At the 63rd Commission on the Status of Women (CSW) in New York on Friday, Somalia’s Federal Minister of Women and Human Rights Development, H.E. Deqa Yasin, presented a Women’s Charter for Somalia, that calls for fifty percent representation of women in government, and in socio-economic sectors in the country. The Charter also calls for greater protection of women’s rights, and prevention of sexual and gender-based violence, including female genital mutilation (FGM).
The Charter was presented by Minister Yasin at a side event of the CSW led by the Ministry of Women and Human Rights Development and co-chaired by the United Nations Development Programme (UNDP), and the Canadian Government.
Speaking during her presentation the Minister said the Women’s Charter and its acceptance by the government of Somalia was a milestone for women and girls in her country. “The demands of the Women’s Charter are ambitious, and rightly so. To ensure they become a reality, we must invest in a real way in the future of women and girls. By doing so we will create a bright future for a peaceful and resilient Somalia.”
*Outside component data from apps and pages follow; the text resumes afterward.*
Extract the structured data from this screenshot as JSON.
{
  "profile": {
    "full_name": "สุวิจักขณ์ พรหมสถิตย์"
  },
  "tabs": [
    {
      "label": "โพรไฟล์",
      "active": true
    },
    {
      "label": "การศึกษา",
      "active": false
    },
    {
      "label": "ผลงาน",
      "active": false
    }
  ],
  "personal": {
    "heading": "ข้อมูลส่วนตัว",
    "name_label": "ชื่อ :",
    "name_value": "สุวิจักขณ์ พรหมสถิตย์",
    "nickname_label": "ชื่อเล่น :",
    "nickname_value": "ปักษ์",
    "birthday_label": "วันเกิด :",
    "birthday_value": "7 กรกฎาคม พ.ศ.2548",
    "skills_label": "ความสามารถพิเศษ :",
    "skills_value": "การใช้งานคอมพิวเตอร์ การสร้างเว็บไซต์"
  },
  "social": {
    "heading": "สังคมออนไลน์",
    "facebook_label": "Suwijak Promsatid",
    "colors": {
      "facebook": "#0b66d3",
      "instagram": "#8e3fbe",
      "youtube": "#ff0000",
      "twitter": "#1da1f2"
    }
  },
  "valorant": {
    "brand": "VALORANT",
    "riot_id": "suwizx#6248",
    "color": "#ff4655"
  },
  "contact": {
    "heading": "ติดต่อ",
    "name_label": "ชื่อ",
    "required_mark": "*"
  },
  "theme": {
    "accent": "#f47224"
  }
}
The Women’s Charter was developed during a three-day Women’s Convention in Mogadishu on 4-6 March, which was attended by 350 female and male gender champions from across Somalia. The event was led by the Ministry of Women and Human Rights Development together with Somalia’s Federal and Federal Member State governments, and Somali civil society organisations. The Convention was supported by the United Nations Development Programme (UNDP), the United Nations Population Fund (UNFPA), UN Women, and the Somalia Stability Fund.
The development of the Women’s Charter comes at a time when the provisional Constitution of Somalia is undergoing a review process, and as key electoral, security and political laws are being developed in the country. It has also taken place in advance of universal suffrage (one-person-one-vote) elections, scheduled to take place across Somalia in 2020-2021.
The fifty percent women’s representation outlined in the Charter includes all three levels of government, including elected and appointed officials in the public and private sector. The document also calls for zero tolerance towards sexual and gender-based violence and for women’s rights to be enshrined in the revised Constitution, and in the finalised electoral, security and political laws. Socio-economic rights in the form of equal access to economic opportunities and technologies, are also a key call in the document. The Charter affirms that such equal access will help build resilience and stability in Somalia.
Anou Borrey, Senior Gender Advisor for UNDP Somalia said UNDP, together with its UN partners, was fully committed to integrating the principles of the Women Charter across all of its interventions in Somalia. “The joint commitment by Somali women from across Somalia, is crucial in advancing an inclusive peace and development process, which is needed to attain the Sustainable Development Goals and a prosperous future for the country,” she said.
Michael Callan, Director of the Conflict Prevention, Stabilization and Peacebuilding Division (IRZ) of Global Affairs Canada, said Canada supported the positive step being taken by Somalia to address gender equality with the development of the Women’s Charter, and the Charter’s call for the full inclusion of women across the political, economic and social spectrum in Somalia. “Canada firmly believes that promoting rights-based, open and inclusive societies where all people, regardless of their gender, can fully benefit from equal participation in economic, political, social and cultural life, is an effective way to build a safer and more prosperous world,” he said.